GOAL OF THE EXERCISE:
Only the text of the records belongs in the answer, copied exactly, with every picture omitted.

== INPUT

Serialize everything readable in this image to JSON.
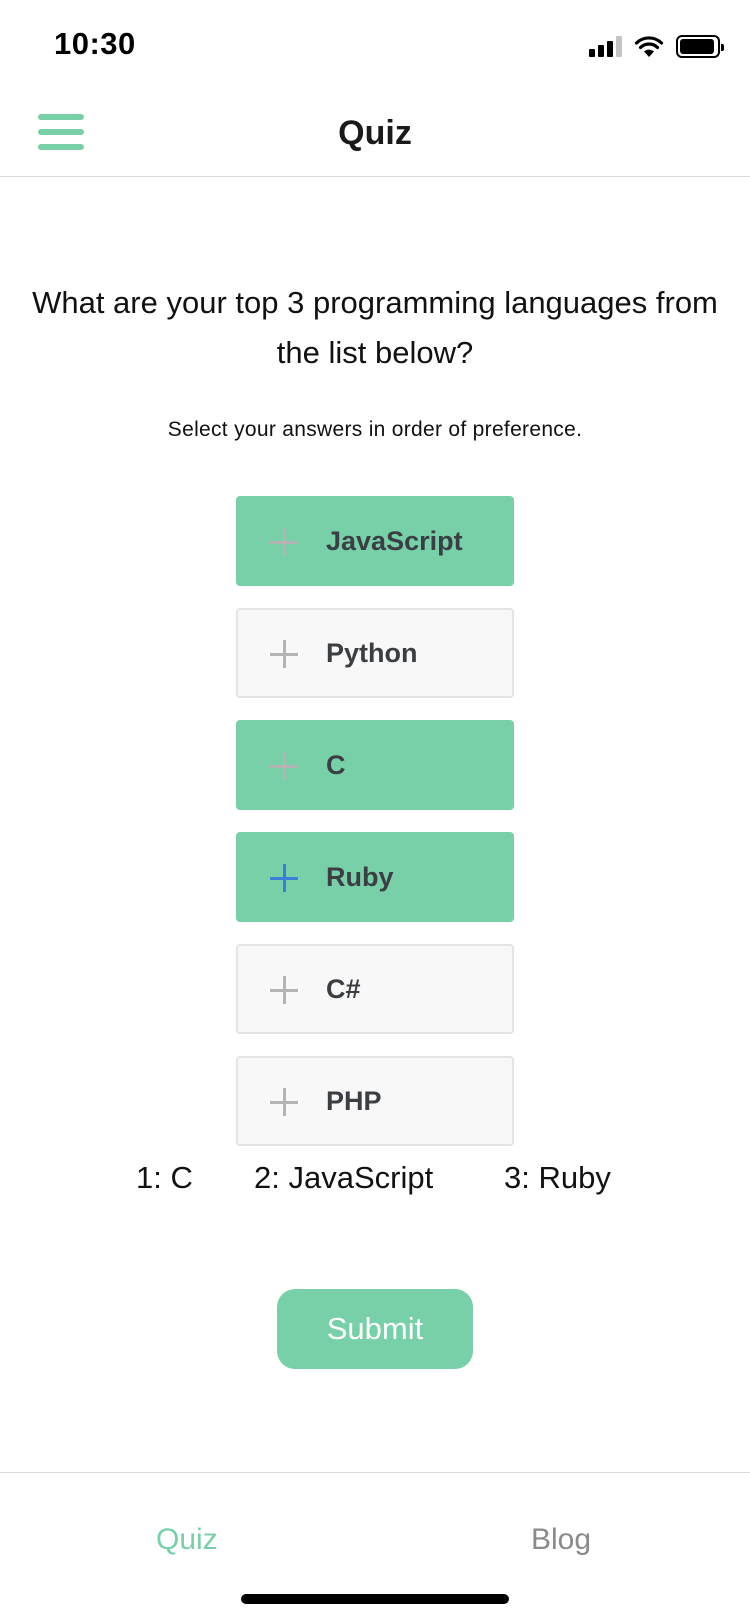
{
  "status_bar": {
    "time": "10:30",
    "icons": [
      "signal-icon",
      "wifi-icon",
      "battery-icon"
    ]
  },
  "header": {
    "title": "Quiz",
    "menu_icon": "hamburger-menu-icon"
  },
  "quiz": {
    "question": "What are your top 3 programming languages from the list below?",
    "instruction": "Select your answers in order of preference.",
    "options": [
      {
        "label": "JavaScript",
        "selected": true
      },
      {
        "label": "Python",
        "selected": false
      },
      {
        "label": "C",
        "selected": true
      },
      {
        "label": "Ruby",
        "selected": true
      },
      {
        "label": "C#",
        "selected": false
      },
      {
        "label": "PHP",
        "selected": false
      }
    ],
    "rankings": [
      "1: C",
      "2: JavaScript",
      "3: Ruby"
    ],
    "submit_label": "Submit"
  },
  "tabs": [
    {
      "label": "Quiz",
      "active": true
    },
    {
      "label": "Blog",
      "active": false
    }
  ],
  "colors": {
    "accent": "#77d0a8",
    "active_plus": "#3b7fd9",
    "inactive_tab": "#8a8a8a"
  }
}
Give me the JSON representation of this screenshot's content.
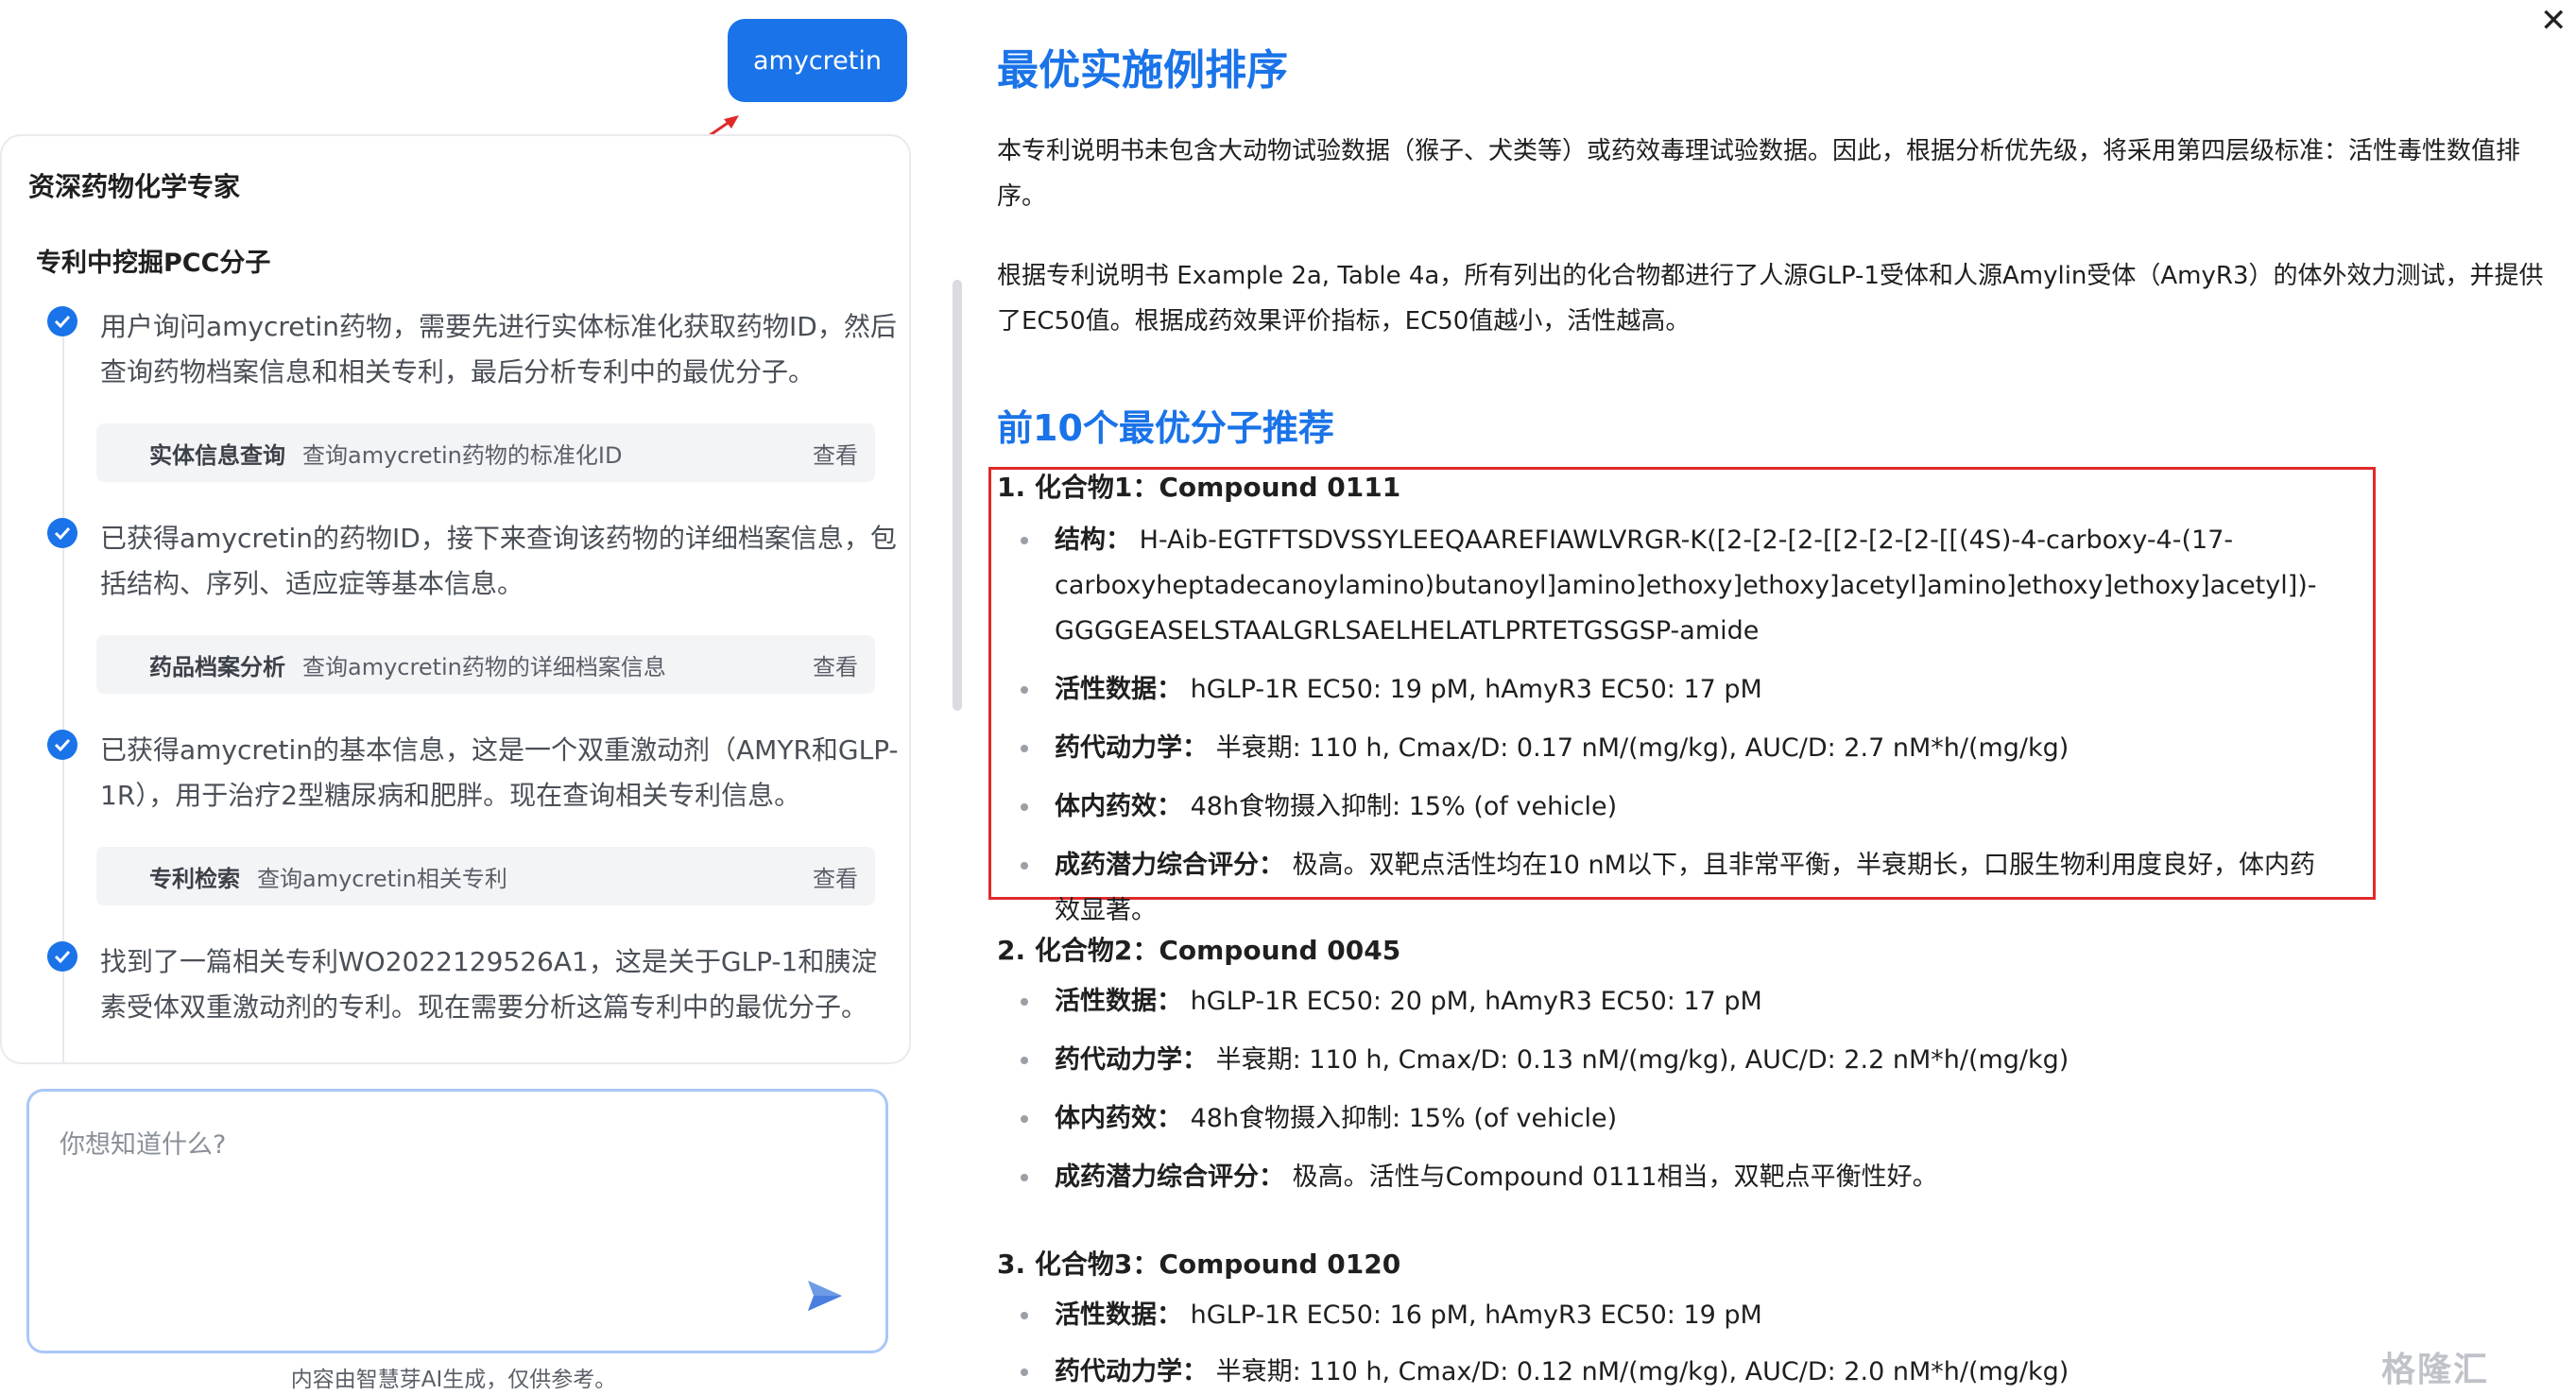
{
  "chat": {
    "user_message": "amycretin",
    "card_title": "资深药物化学专家",
    "card_subtitle": "专利中挖掘PCC分子",
    "steps": [
      {
        "text": "用户询问amycretin药物，需要先进行实体标准化获取药物ID，然后查询药物档案信息和相关专利，最后分析专利中的最优分子。",
        "tool": {
          "name": "实体信息查询",
          "desc": "查询amycretin药物的标准化ID",
          "view": "查看"
        }
      },
      {
        "text": "已获得amycretin的药物ID，接下来查询该药物的详细档案信息，包括结构、序列、适应症等基本信息。",
        "tool": {
          "name": "药品档案分析",
          "desc": "查询amycretin药物的详细档案信息",
          "view": "查看"
        }
      },
      {
        "text": "已获得amycretin的基本信息，这是一个双重激动剂（AMYR和GLP-1R），用于治疗2型糖尿病和肥胖。现在查询相关专利信息。",
        "tool": {
          "name": "专利检索",
          "desc": "查询amycretin相关专利",
          "view": "查看"
        }
      },
      {
        "text": "找到了一篇相关专利WO2022129526A1，这是关于GLP-1和胰淀素受体双重激动剂的专利。现在需要分析这篇专利中的最优分子。"
      }
    ],
    "input_placeholder": "你想知道什么?",
    "disclaimer": "内容由智慧芽AI生成，仅供参考。"
  },
  "report": {
    "title": "最优实施例排序",
    "para1": "本专利说明书未包含大动物试验数据（猴子、犬类等）或药效毒理试验数据。因此，根据分析优先级，将采用第四层级标准：活性毒性数值排序。",
    "para2": "根据专利说明书 Example 2a, Table 4a，所有列出的化合物都进行了人源GLP-1受体和人源Amylin受体（AmyR3）的体外效力测试，并提供了EC50值。根据成药效果评价指标，EC50值越小，活性越高。",
    "subtitle": "前10个最优分子推荐",
    "compounds": [
      {
        "title": "1. 化合物1：Compound 0111",
        "items": [
          {
            "label": "结构：",
            "value": "H-Aib-EGTFTSDVSSYLEEQAAREFIAWLVRGR-K([2-[2-[2-[[2-[2-[2-[[(4S)-4-carboxy-4-(17-carboxyheptadecanoylamino)butanoyl]amino]ethoxy]ethoxy]acetyl]amino]ethoxy]ethoxy]acetyl])-GGGGEASELSTAALGRLSAELHELATLPRTETGSGSP-amide"
          },
          {
            "label": "活性数据：",
            "value": "hGLP-1R EC50: 19 pM, hAmyR3 EC50: 17 pM"
          },
          {
            "label": "药代动力学：",
            "value": "半衰期: 110 h, Cmax/D: 0.17 nM/(mg/kg), AUC/D: 2.7 nM*h/(mg/kg)"
          },
          {
            "label": "体内药效：",
            "value": "48h食物摄入抑制: 15% (of vehicle)"
          },
          {
            "label": "成药潜力综合评分：",
            "value": "极高。双靶点活性均在10 nM以下，且非常平衡，半衰期长，口服生物利用度良好，体内药效显著。"
          }
        ]
      },
      {
        "title": "2. 化合物2：Compound 0045",
        "items": [
          {
            "label": "活性数据：",
            "value": "hGLP-1R EC50: 20 pM, hAmyR3 EC50: 17 pM"
          },
          {
            "label": "药代动力学：",
            "value": "半衰期: 110 h, Cmax/D: 0.13 nM/(mg/kg), AUC/D: 2.2 nM*h/(mg/kg)"
          },
          {
            "label": "体内药效：",
            "value": "48h食物摄入抑制: 15% (of vehicle)"
          },
          {
            "label": "成药潜力综合评分：",
            "value": "极高。活性与Compound 0111相当，双靶点平衡性好。"
          }
        ]
      },
      {
        "title": "3. 化合物3：Compound 0120",
        "items": [
          {
            "label": "活性数据：",
            "value": "hGLP-1R EC50: 16 pM, hAmyR3 EC50: 19 pM"
          },
          {
            "label": "药代动力学：",
            "value": "半衰期: 110 h, Cmax/D: 0.12 nM/(mg/kg), AUC/D: 2.0 nM*h/(mg/kg)"
          }
        ]
      }
    ]
  },
  "watermark": "格隆汇",
  "colors": {
    "accent": "#1a73e8",
    "highlight": "#e02a2a"
  }
}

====

TASK RESULT:
Serialize everything readable in this image to JSON.
{
  "status_bar": {
    "time": "10:30",
    "icons": [
      "signal-icon",
      "wifi-icon",
      "battery-icon"
    ]
  },
  "header": {
    "title": "Quiz",
    "menu_icon": "hamburger-menu-icon"
  },
  "quiz": {
    "question": "What are your top 3 programming languages from the list below?",
    "instruction": "Select your answers in order of preference.",
    "options": [
      {
        "label": "JavaScript",
        "selected": true
      },
      {
        "label": "Python",
        "selected": false
      },
      {
        "label": "C",
        "selected": true
      },
      {
        "label": "Ruby",
        "selected": true
      },
      {
        "label": "C#",
        "selected": false
      },
      {
        "label": "PHP",
        "selected": false
      }
    ],
    "rankings": [
      "1: C",
      "2: JavaScript",
      "3: Ruby"
    ],
    "submit_label": "Submit"
  },
  "tabs": [
    {
      "label": "Quiz",
      "active": true
    },
    {
      "label": "Blog",
      "active": false
    }
  ],
  "colors": {
    "accent": "#77d0a8",
    "active_plus": "#3b7fd9",
    "inactive_tab": "#8a8a8a"
  }
}
Give me the JSON representation of this screenshot's content.
{
  "chat": {
    "user_message": "amycretin",
    "card_title": "资深药物化学专家",
    "card_subtitle": "专利中挖掘PCC分子",
    "steps": [
      {
        "text": "用户询问amycretin药物，需要先进行实体标准化获取药物ID，然后查询药物档案信息和相关专利，最后分析专利中的最优分子。",
        "tool": {
          "name": "实体信息查询",
          "desc": "查询amycretin药物的标准化ID",
          "view": "查看"
        }
      },
      {
        "text": "已获得amycretin的药物ID，接下来查询该药物的详细档案信息，包括结构、序列、适应症等基本信息。",
        "tool": {
          "name": "药品档案分析",
          "desc": "查询amycretin药物的详细档案信息",
          "view": "查看"
        }
      },
      {
        "text": "已获得amycretin的基本信息，这是一个双重激动剂（AMYR和GLP-1R），用于治疗2型糖尿病和肥胖。现在查询相关专利信息。",
        "tool": {
          "name": "专利检索",
          "desc": "查询amycretin相关专利",
          "view": "查看"
        }
      },
      {
        "text": "找到了一篇相关专利WO2022129526A1，这是关于GLP-1和胰淀素受体双重激动剂的专利。现在需要分析这篇专利中的最优分子。"
      }
    ],
    "input_placeholder": "你想知道什么?",
    "disclaimer": "内容由智慧芽AI生成，仅供参考。"
  },
  "report": {
    "title": "最优实施例排序",
    "para1": "本专利说明书未包含大动物试验数据（猴子、犬类等）或药效毒理试验数据。因此，根据分析优先级，将采用第四层级标准：活性毒性数值排序。",
    "para2": "根据专利说明书 Example 2a, Table 4a，所有列出的化合物都进行了人源GLP-1受体和人源Amylin受体（AmyR3）的体外效力测试，并提供了EC50值。根据成药效果评价指标，EC50值越小，活性越高。",
    "subtitle": "前10个最优分子推荐",
    "compounds": [
      {
        "title": "1. 化合物1：Compound 0111",
        "items": [
          {
            "label": "结构：",
            "value": "H-Aib-EGTFTSDVSSYLEEQAAREFIAWLVRGR-K([2-[2-[2-[[2-[2-[2-[[(4S)-4-carboxy-4-(17-carboxyheptadecanoylamino)butanoyl]amino]ethoxy]ethoxy]acetyl]amino]ethoxy]ethoxy]acetyl])-GGGGEASELSTAALGRLSAELHELATLPRTETGSGSP-amide"
          },
          {
            "label": "活性数据：",
            "value": "hGLP-1R EC50: 19 pM, hAmyR3 EC50: 17 pM"
          },
          {
            "label": "药代动力学：",
            "value": "半衰期: 110 h, Cmax/D: 0.17 nM/(mg/kg), AUC/D: 2.7 nM*h/(mg/kg)"
          },
          {
            "label": "体内药效：",
            "value": "48h食物摄入抑制: 15% (of vehicle)"
          },
          {
            "label": "成药潜力综合评分：",
            "value": "极高。双靶点活性均在10 nM以下，且非常平衡，半衰期长，口服生物利用度良好，体内药效显著。"
          }
        ]
      },
      {
        "title": "2. 化合物2：Compound 0045",
        "items": [
          {
            "label": "活性数据：",
            "value": "hGLP-1R EC50: 20 pM, hAmyR3 EC50: 17 pM"
          },
          {
            "label": "药代动力学：",
            "value": "半衰期: 110 h, Cmax/D: 0.13 nM/(mg/kg), AUC/D: 2.2 nM*h/(mg/kg)"
          },
          {
            "label": "体内药效：",
            "value": "48h食物摄入抑制: 15% (of vehicle)"
          },
          {
            "label": "成药潜力综合评分：",
            "value": "极高。活性与Compound 0111相当，双靶点平衡性好。"
          }
        ]
      },
      {
        "title": "3. 化合物3：Compound 0120",
        "items": [
          {
            "label": "活性数据：",
            "value": "hGLP-1R EC50: 16 pM, hAmyR3 EC50: 19 pM"
          },
          {
            "label": "药代动力学：",
            "value": "半衰期: 110 h, Cmax/D: 0.12 nM/(mg/kg), AUC/D: 2.0 nM*h/(mg/kg)"
          }
        ]
      }
    ]
  },
  "watermark": "格隆汇",
  "colors": {
    "accent": "#1a73e8",
    "highlight": "#e02a2a"
  }
}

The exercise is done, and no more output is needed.